The solutions to these lusts are the same as the solutions to every other sin: cleansing through the blood of Christ and contentment with the person of Christ. Those who are ruled by sensual desires need to understand the power of the gospel of Jesus Christ to break those powers, not just to forgive them. Scripture teaches that there is deliverance through faith in Christ, so that you won’t always be what you once were (1 Corinthians 6:9-11). (Note: Once you’ve run to Christ as your only hope of salvation, these resources will be of help to you in your pursuit of sexual purity, I believe.)

And those ruled by emotional desires need to find their fulfillment in the Lord Jesus Christ, who alone can satisfy. They need to learn to say that there is nothing on earth they desire besides Him (Psalm 73:25). That with Him as their Shepherd, they lack nothing (Psalm 23:1). That Christ is enough. That satisfaction is a key to sanctification.

Hugo nails the lust problem. But sadly, he doesn’t provide an answer. His book ends with despair. But the Scriptures go beyond depicting the ravaging power of lust. They provide the solution in the gospel of Jesus Christ. I commend it to you.

Joel Owen Preaches on the Road to Catastrophic Failure

Joel OwenJoel Owen of Cambridge Bible Church in Cambridge, Ohio is one of the most faithful pastors of my acquaintance. He’s a humble, loving, biblically-saturated man. I’m blessed to have him as a friend.
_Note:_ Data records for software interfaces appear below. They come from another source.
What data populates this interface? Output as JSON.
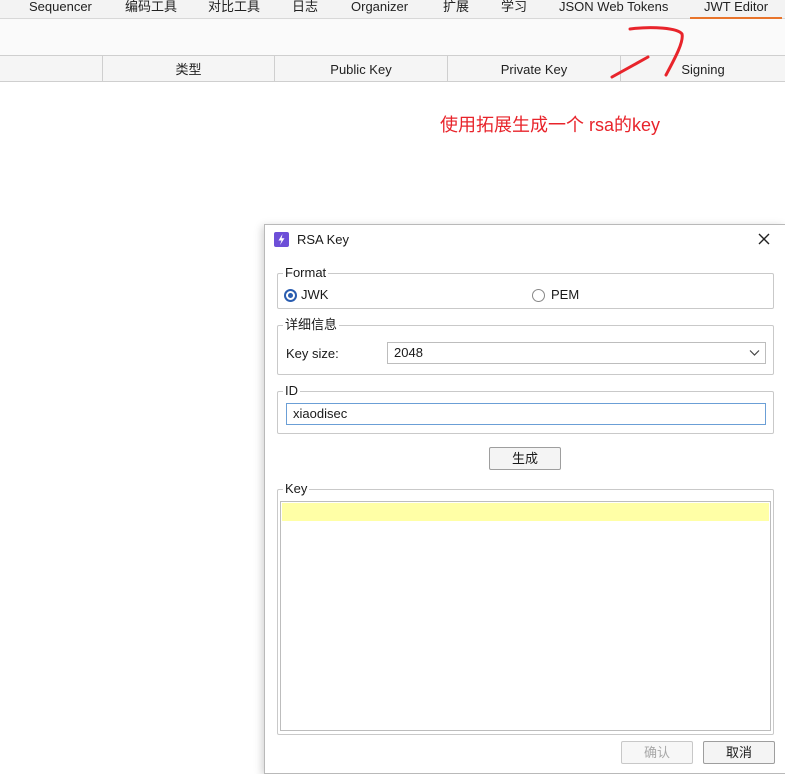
{
  "tabs": [
    {
      "label": "Sequencer"
    },
    {
      "label": "编码工具"
    },
    {
      "label": "对比工具"
    },
    {
      "label": "日志"
    },
    {
      "label": "Organizer"
    },
    {
      "label": "扩展"
    },
    {
      "label": "学习"
    },
    {
      "label": "JSON Web Tokens"
    },
    {
      "label": "JWT Editor",
      "active": true
    }
  ],
  "table": {
    "columns": [
      "类型",
      "Public Key",
      "Private Key",
      "Signing"
    ]
  },
  "annotation": {
    "text": "使用拓展生成一个 rsa的key",
    "color": "#e8242b"
  },
  "dialog": {
    "title": "RSA Key",
    "format": {
      "legend": "Format",
      "options": [
        "JWK",
        "PEM"
      ],
      "selected": "JWK"
    },
    "details": {
      "legend": "详细信息",
      "key_size_label": "Key size:",
      "key_size_value": "2048"
    },
    "id": {
      "legend": "ID",
      "value": "xiaodisec"
    },
    "generate_label": "生成",
    "key": {
      "legend": "Key",
      "value": ""
    },
    "ok_label": "确认",
    "cancel_label": "取消"
  },
  "colors": {
    "accent_tab_underline": "#e8742b",
    "dialog_icon": "#6d4fd8",
    "radio_selected": "#2a5db0",
    "key_highlight": "#ffffa6"
  }
}
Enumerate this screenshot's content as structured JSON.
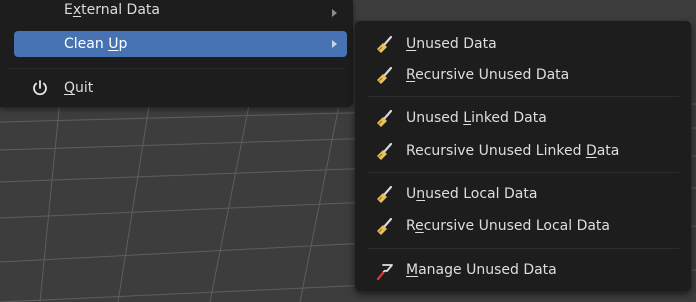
{
  "file_menu": {
    "items": [
      {
        "pre": "E",
        "key": "x",
        "post": "ternal Data",
        "has_submenu": true
      },
      {
        "pre": "Clean ",
        "key": "U",
        "post": "p",
        "has_submenu": true,
        "active": true
      },
      {
        "pre": "",
        "key": "Q",
        "post": "uit",
        "icon": "power-icon"
      }
    ]
  },
  "cleanup_menu": {
    "icon_broom": "broom-icon",
    "icon_orphan": "orphan-data-icon",
    "items": [
      {
        "pre": "",
        "key": "U",
        "post": "nused Data"
      },
      {
        "pre": "",
        "key": "R",
        "post": "ecursive Unused Data"
      },
      {
        "pre": "Unused ",
        "key": "L",
        "post": "inked Data"
      },
      {
        "pre": "Recursive Unused Linked ",
        "key": "D",
        "post": "ata"
      },
      {
        "pre": "U",
        "key": "n",
        "post": "used Local Data"
      },
      {
        "pre": "R",
        "key": "e",
        "post": "cursive Unused Local Data"
      },
      {
        "pre": "",
        "key": "M",
        "post": "anage Unused Data"
      }
    ]
  },
  "colors": {
    "menu_bg": "#1d1d1d",
    "active_bg": "#4772b3",
    "text": "#dcdcdc",
    "viewport_bg": "#3d3d3d",
    "grid": "#5c5c5c"
  }
}
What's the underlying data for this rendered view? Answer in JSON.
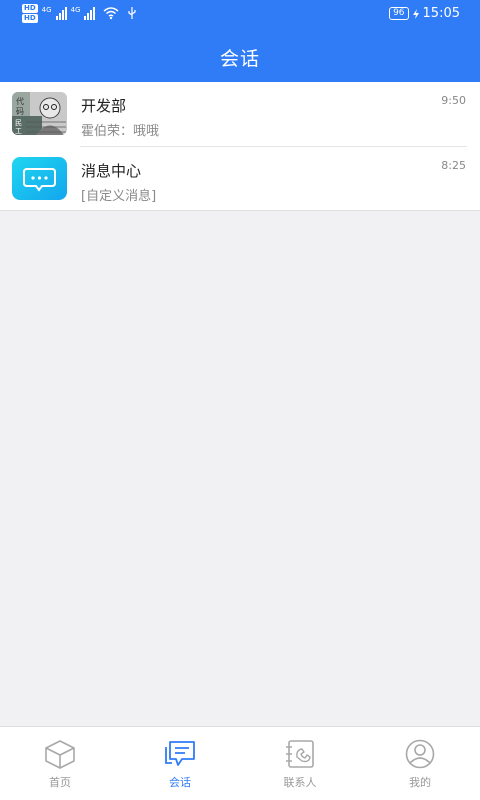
{
  "status_bar": {
    "hd1": "HD",
    "hd2": "HD",
    "net1": "4G",
    "net2": "4G",
    "battery": "96",
    "time": "15:05"
  },
  "header": {
    "title": "会话"
  },
  "conversations": [
    {
      "name": "开发部",
      "preview": "霍伯荣：哦哦",
      "time": "9:50",
      "avatar_icon": "group-avatar-icon"
    },
    {
      "name": "消息中心",
      "preview": "[自定义消息]",
      "time": "8:25",
      "avatar_icon": "message-center-icon"
    }
  ],
  "tabs": [
    {
      "label": "首页",
      "icon": "home-box-icon"
    },
    {
      "label": "会话",
      "icon": "chat-icon",
      "active": true
    },
    {
      "label": "联系人",
      "icon": "contacts-book-icon"
    },
    {
      "label": "我的",
      "icon": "profile-icon"
    }
  ],
  "colors": {
    "primary": "#2f7cf6",
    "background": "#f1f0f3",
    "inactive_tab": "#999999"
  }
}
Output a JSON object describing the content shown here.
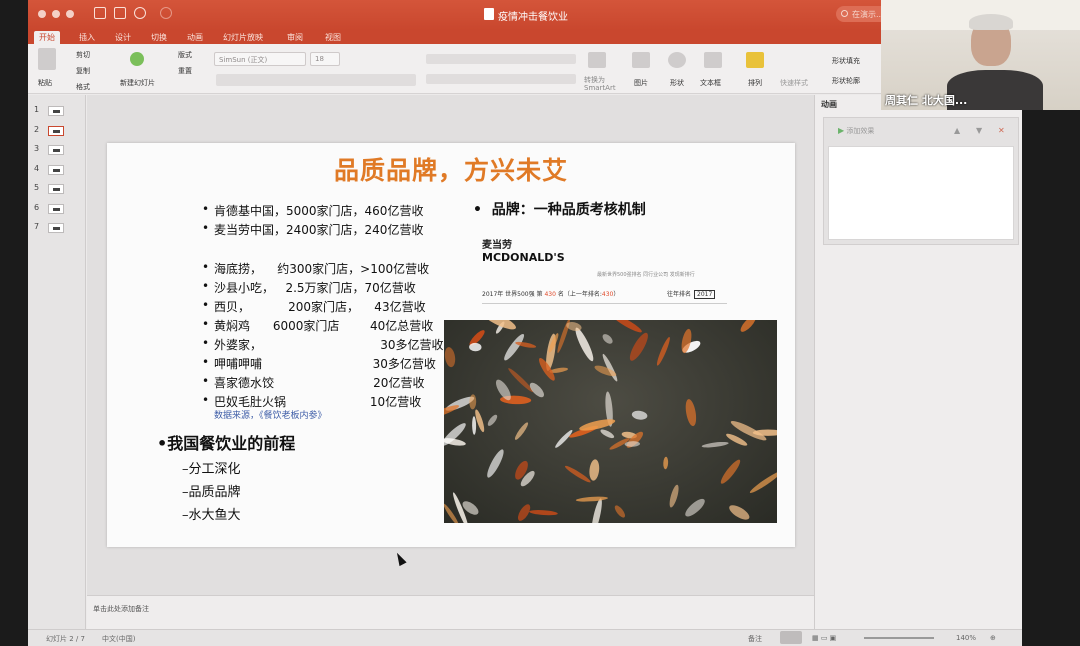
{
  "window": {
    "title": "疫情冲击餐饮业",
    "search_placeholder": "在演示..."
  },
  "menu_tabs": [
    "开始",
    "插入",
    "设计",
    "切换",
    "动画",
    "幻灯片放映",
    "审阅",
    "视图"
  ],
  "ribbon": {
    "paste": "粘贴",
    "cut": "剪切",
    "copy": "复制",
    "format": "格式",
    "new_slide": "新建幻灯片",
    "layout": "版式",
    "reset": "重置",
    "font_name": "SimSun (正文)",
    "font_size": "18",
    "convert_smartart": "转换为 SmartArt",
    "picture": "图片",
    "shape": "形状",
    "textbox": "文本框",
    "arrange": "排列",
    "quick_styles": "快速样式",
    "shape_fill": "形状填充",
    "shape_outline": "形状轮廓"
  },
  "thumbnails": [
    {
      "num": "1",
      "selected": false
    },
    {
      "num": "2",
      "selected": true
    },
    {
      "num": "3",
      "selected": false
    },
    {
      "num": "4",
      "selected": false
    },
    {
      "num": "5",
      "selected": false
    },
    {
      "num": "6",
      "selected": false
    },
    {
      "num": "7",
      "selected": false
    }
  ],
  "slide": {
    "title": "品质品牌，方兴未艾",
    "left_bullets": [
      "肯德基中国，5000家门店，460亿营收",
      "麦当劳中国，2400家门店，240亿营收",
      "海底捞，    约300家门店，>100亿营收",
      "沙县小吃，   2.5万家门店，70亿营收",
      "西贝，          200家门店，    43亿营收",
      "黄焖鸡      6000家门店        40亿总营收",
      "外婆家，                               30多亿营收",
      "呷哺呷哺                             30多亿营收",
      "喜家德水饺                          20亿营收",
      "巴奴毛肚火锅                      10亿营收"
    ],
    "source": "数据来源，《餐饮老板内参》",
    "future_heading": "•我国餐饮业的前程",
    "future_items": [
      "–分工深化",
      "–品质品牌",
      "–水大鱼大"
    ],
    "brand_heading": "品牌：一种品质考核机制",
    "mcd_cn": "麦当劳",
    "mcd_en": "MCDONALD'S",
    "mcd_small": "最新世界500强排名        同行业公司      发现新排行",
    "mcd_year_text": "2017年 世界500强 第",
    "mcd_rank": "430",
    "mcd_rank_suffix": "名（上一年排名:",
    "mcd_prev_rank": "430",
    "mcd_prev_suffix": "）",
    "mcd_history": "往年排名",
    "mcd_history_year": "2017"
  },
  "notes_placeholder": "单击此处添加备注",
  "pane": {
    "title": "动画",
    "add": "添加效果"
  },
  "status": {
    "slide_count": "幻灯片 2 / 7",
    "language": "中文(中国)",
    "notes": "备注",
    "comments": "批注",
    "zoom": "140%"
  },
  "webcam": {
    "name": "周其仁 北大国..."
  },
  "colors": {
    "accent": "#c9472e",
    "title_orange": "#e07a26",
    "source_blue": "#3f5ea8"
  }
}
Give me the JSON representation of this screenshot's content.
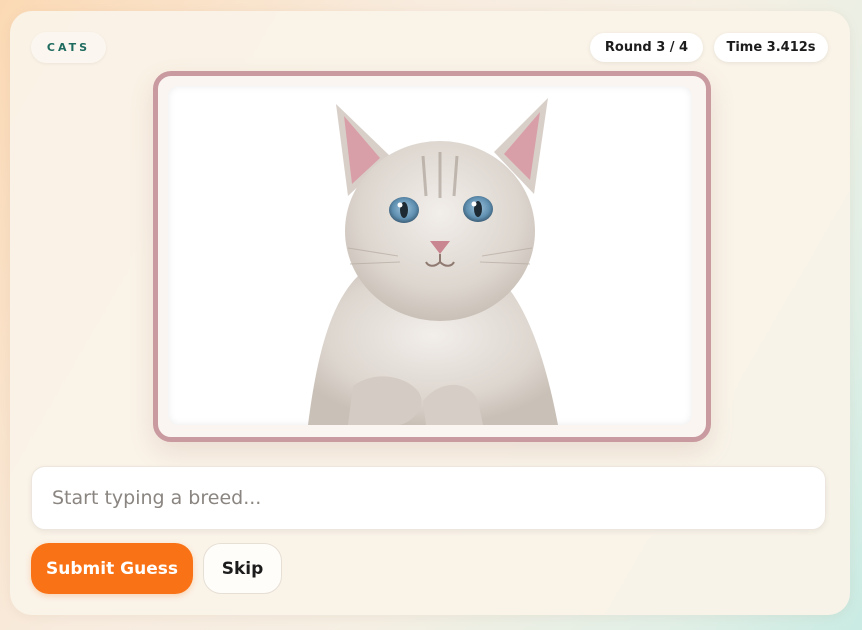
{
  "category": {
    "label": "CATS"
  },
  "status": {
    "round": "Round 3 / 4",
    "time": "Time 3.412s"
  },
  "image": {
    "subject": "cat-photo",
    "colors": {
      "frame": "#c99aa0",
      "background": "#ffffff"
    }
  },
  "guess": {
    "placeholder": "Start typing a breed...",
    "value": ""
  },
  "actions": {
    "submit_label": "Submit Guess",
    "skip_label": "Skip"
  },
  "theme": {
    "accent": "#f97316",
    "chip_text": "#1f6b5f"
  }
}
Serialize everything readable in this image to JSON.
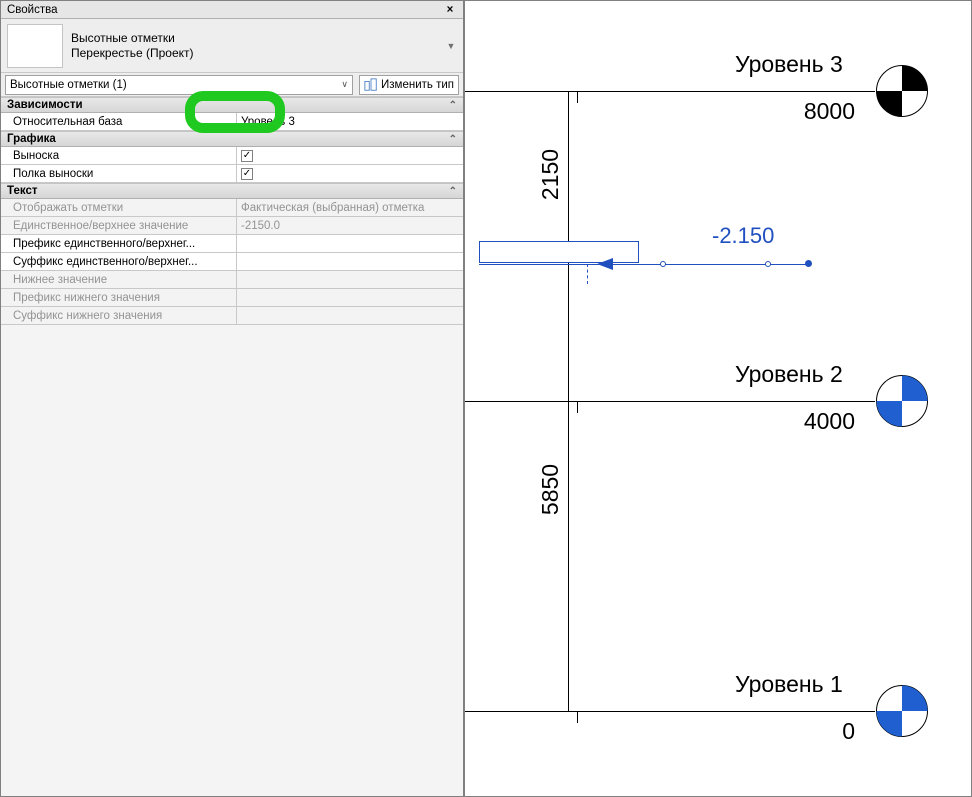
{
  "panel": {
    "title": "Свойства",
    "family_line1": "Высотные отметки",
    "family_line2": "Перекрестье (Проект)",
    "selector": "Высотные отметки (1)",
    "edit_type": "Изменить тип",
    "groups": {
      "dep": {
        "title": "Зависимости",
        "rows": {
          "rel_base": {
            "label": "Относительная база",
            "value": "Уровень 3"
          }
        }
      },
      "graph": {
        "title": "Графика",
        "rows": {
          "leader": {
            "label": "Выноска"
          },
          "shoulder": {
            "label": "Полка выноски"
          }
        }
      },
      "text": {
        "title": "Текст",
        "rows": {
          "display": {
            "label": "Отображать отметки",
            "value": "Фактическая (выбранная) отметка"
          },
          "single": {
            "label": "Единственное/верхнее значение",
            "value": "-2150.0"
          },
          "pref_single": {
            "label": "Префикс единственного/верхнег..."
          },
          "suf_single": {
            "label": "Суффикс единственного/верхнег..."
          },
          "lower": {
            "label": "Нижнее значение"
          },
          "pref_lower": {
            "label": "Префикс нижнего значения"
          },
          "suf_lower": {
            "label": "Суффикс нижнего значения"
          }
        }
      }
    }
  },
  "canvas": {
    "levels": [
      {
        "name": "Уровень 3",
        "value": "8000"
      },
      {
        "name": "Уровень 2",
        "value": "4000"
      },
      {
        "name": "Уровень 1",
        "value": "0"
      }
    ],
    "dims": [
      "2150",
      "5850"
    ],
    "spot": "-2.150"
  }
}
Joel recently preached at the Men’s Retreat at Peniel Bible Camp, the theme for which was cultivating moral purity. I wasn’t able to attend this year, but I just benefitted very much from the message during an hour on my stationary bike. (Joel almost made me forget how bad I felt. Almost.) It focuses on the process of catastrophic failure as demonstrated in the life of Peter. You can find the message here. (After going to the site, click the “download” link in the upper right corner of the screen.) I commend it to you.

Borrowing Brains: Sexual Purity for Young Adults

I’m preparing to minister to college students on the topic of sexual purity. If you were me, (a) what biblical principles would you prioritize (especially realizing that only so much can be said during a limited amount of time), and (b) what miscellaneous advice (in addition to full sermons) would you pass on to them—perhaps specific to guys, girls, etc. What do you think Christian young people must know about the topic of sexual purity?

Thanks in advance!